As it happens sometimes, we received a random box of ingredients, this time thanks to the Farmers to Families program. The box included a variety of items that someone defined as household staples. Included were roasted chicken quarters, hot dogs, potatoes, apples, milk, and yogurt. Jack quickly turned out a delicious soup with the chicken, potatoes, and other veggies we had in our fridge. My challenge was the yogurt. I usually make our own yogurt, so we already had more than enough for our regular menu.
Living in a small village, we often gift extra food amongst our neighbors. For example, if someone gets an extra order of canned pumpkin or tahini (real examples), we share. When that happens, the resulting cooking challenge always strikes me as our own episode of Chopped. We don’t like to let anything go to waste. So the puzzle of the yogurt needed to be attended to right away.
I had just finished re-reading The Tutka Bay Lodge Cookbook and was in the middle of another pastry chef cookbook when the box arrived. I already had Panna Cotta on the brain. I wondered if Panna Cotta could be made with yogurt instead of cream. Panna Cotta is a wonderful gelatinized dessert that can become a delicious canvas for a variety of fruit. The name is derived from Italian and means “cooked cream.” In my experiment, it would be cooked yogurt. So, yes, this is not a true Panna Cotta. My version has the same vanilla bean canvas and the same structure. That’s where the similarity ended.
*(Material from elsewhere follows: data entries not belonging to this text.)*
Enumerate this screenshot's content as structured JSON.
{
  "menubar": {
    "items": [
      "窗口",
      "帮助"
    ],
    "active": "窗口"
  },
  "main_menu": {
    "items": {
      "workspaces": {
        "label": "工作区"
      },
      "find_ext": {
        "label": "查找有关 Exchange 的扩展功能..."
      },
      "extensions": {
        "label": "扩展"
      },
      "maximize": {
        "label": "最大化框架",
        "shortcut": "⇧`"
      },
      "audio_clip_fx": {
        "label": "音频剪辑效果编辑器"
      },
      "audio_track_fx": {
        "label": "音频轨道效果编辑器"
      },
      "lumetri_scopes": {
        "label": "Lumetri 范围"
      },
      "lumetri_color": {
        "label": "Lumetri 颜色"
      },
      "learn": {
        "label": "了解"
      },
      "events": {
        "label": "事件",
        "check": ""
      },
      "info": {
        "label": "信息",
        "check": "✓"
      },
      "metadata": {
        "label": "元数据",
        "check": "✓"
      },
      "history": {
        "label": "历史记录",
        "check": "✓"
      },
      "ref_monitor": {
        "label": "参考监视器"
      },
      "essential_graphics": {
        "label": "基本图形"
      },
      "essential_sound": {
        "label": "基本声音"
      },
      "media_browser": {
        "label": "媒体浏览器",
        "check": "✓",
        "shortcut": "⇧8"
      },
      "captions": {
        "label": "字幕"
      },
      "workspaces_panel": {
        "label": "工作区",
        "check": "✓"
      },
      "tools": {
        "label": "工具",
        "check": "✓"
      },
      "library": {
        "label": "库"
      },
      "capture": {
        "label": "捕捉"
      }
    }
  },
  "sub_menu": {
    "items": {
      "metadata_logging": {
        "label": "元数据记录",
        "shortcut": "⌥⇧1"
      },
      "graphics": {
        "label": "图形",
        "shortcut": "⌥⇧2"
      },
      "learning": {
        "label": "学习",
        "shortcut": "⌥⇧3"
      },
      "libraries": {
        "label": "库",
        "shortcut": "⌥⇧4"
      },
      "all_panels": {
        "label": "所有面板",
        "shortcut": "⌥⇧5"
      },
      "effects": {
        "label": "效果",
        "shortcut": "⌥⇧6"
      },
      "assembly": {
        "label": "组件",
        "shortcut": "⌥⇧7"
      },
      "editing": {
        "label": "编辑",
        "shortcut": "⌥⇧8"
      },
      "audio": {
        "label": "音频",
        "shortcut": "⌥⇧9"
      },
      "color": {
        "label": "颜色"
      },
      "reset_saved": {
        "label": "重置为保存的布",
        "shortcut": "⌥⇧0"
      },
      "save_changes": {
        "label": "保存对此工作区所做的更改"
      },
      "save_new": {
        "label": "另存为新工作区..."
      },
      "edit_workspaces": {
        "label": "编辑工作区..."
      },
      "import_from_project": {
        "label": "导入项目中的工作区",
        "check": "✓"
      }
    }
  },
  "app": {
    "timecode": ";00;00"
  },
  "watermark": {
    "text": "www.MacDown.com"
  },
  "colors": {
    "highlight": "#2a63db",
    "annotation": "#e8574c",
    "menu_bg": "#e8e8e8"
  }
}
I tested different dishes and glasses for serving the Panna Cotta including wine glasses and ramekins. I think they all worked beautifully. My breakfast Panna Cotta definitely tasted like a rich vanilla yogurt. But it made for a gorgeous and delicious breakfast presentation – layers of crunchy granola, chewy dried fruit, zippy tart berries, and a drizzle of last summer’s wineberry syrup. The same visual layers can be accomplished in any clear glass if ramekins are not available. With just a bit of chilling time and not too much effort, you too can turn ordinary into extraordinary.
Breakfast Panna Cotta
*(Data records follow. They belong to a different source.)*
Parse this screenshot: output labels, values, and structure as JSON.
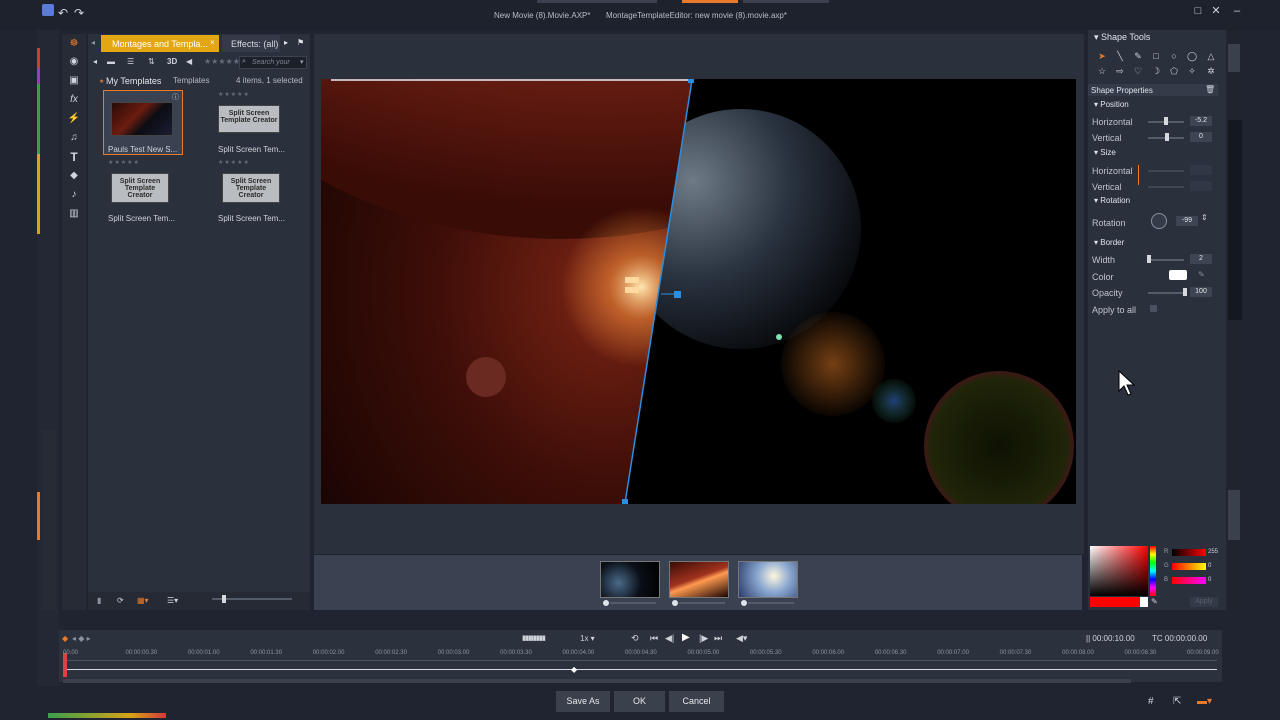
{
  "window": {
    "title_left": "New Movie (8).Movie.AXP*",
    "title_right": "MontageTemplateEditor: new movie (8).movie.axp*"
  },
  "library": {
    "tab_active": "Montages and Templa...",
    "tab_second": "Effects: (all)",
    "tool_3d": "3D",
    "search_placeholder": "Search your",
    "crumb_my": "My Templates",
    "crumb_templates": "Templates",
    "count": "4 items, 1 selected",
    "items": [
      {
        "label": "Pauls Test New S...",
        "thumb": "space-thumb",
        "selected": true
      },
      {
        "label": "Split Screen Tem...",
        "thumb_text": "Split Screen Template Creator"
      },
      {
        "label": "Split Screen Tem...",
        "thumb_text": "Split Screen Template Creator"
      },
      {
        "label": "Split Screen Tem...",
        "thumb_text": "Split Screen Template Creator"
      }
    ]
  },
  "shape_tools": {
    "title": "Shape Tools",
    "properties_title": "Shape Properties",
    "position": {
      "title": "Position",
      "horizontal_label": "Horizontal",
      "horizontal_value": "-5.2",
      "vertical_label": "Vertical",
      "vertical_value": "0"
    },
    "size": {
      "title": "Size",
      "horizontal_label": "Horizontal",
      "vertical_label": "Vertical"
    },
    "rotation": {
      "title": "Rotation",
      "label": "Rotation",
      "value": "-99"
    },
    "border": {
      "title": "Border",
      "width_label": "Width",
      "width_value": "2",
      "color_label": "Color",
      "opacity_label": "Opacity",
      "opacity_value": "100",
      "apply_label": "Apply to all"
    },
    "color_picker": {
      "r_label": "R",
      "r_value": "255",
      "g_label": "G",
      "g_value": "0",
      "b_label": "B",
      "b_value": "0",
      "apply": "Apply"
    }
  },
  "timeline": {
    "speed": "1x",
    "duration": "00:00:10.00",
    "tc_label": "TC",
    "tc_value": "00:00:00.00",
    "ticks": [
      "00.00",
      "00:00:00.30",
      "00:00:01.00",
      "00:00:01.30",
      "00:00:02.00",
      "00:00:02.30",
      "00:00:03.00",
      "00:00:03.30",
      "00:00:04.00",
      "00:00:04.30",
      "00:00:05.00",
      "00:00:05.30",
      "00:00:06.00",
      "00:00:06.30",
      "00:00:07.00",
      "00:00:07.30",
      "00:00:08.00",
      "00:00:08.30",
      "00:00:09.00"
    ]
  },
  "buttons": {
    "save_as": "Save  As",
    "ok": "OK",
    "cancel": "Cancel"
  },
  "colors": {
    "accent": "#e3a713",
    "selection": "#e87a2a",
    "handle": "#2a8fe0"
  }
}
- 1 1/2 tsp powdered gelatin (1 package)
- 3 cups plain yogurt
- 1/2 cup milk
- 1 tsp vanilla paste
- 2/3 cup granulated sugar
- dried fruit
- frozen or fresh berries
- berry syrup
- Place gelatin in a small bowl. Pour a couple of tablespoons of the milk into the gelatin and mix. Let set for about 5 minutes.
- In a medium mixing bowl, whisk together the remainder of the milk, yogurt, vanilla and sugar.
- Place about 1/2 cup of the yogurt mixture into a small pot. Warm mixture while stirring constantly.
- Add gelatin mixture to pot.
- Whisk mixture until gelatin is dissolved. Let cool for 5 minutes.
- Pour gelatin mixture back into the original yogurt mixture in the medium bowl. Mix thoroughly.
- Divide the panna cotta into 6 ramekins or glasses.
- Cover with plastic wrap and chill overnight in the refrigerator.
- To serve, layer on granola, dried fruit, berries and berry syrup of your choosing.
- Alternatively, run a knife around the edge of the ramekin, dip the ramekin in hot water and unmold onto a serving plate prepared with a bottom layer of granola. Top panna cotta decoratively with remaining ingredients.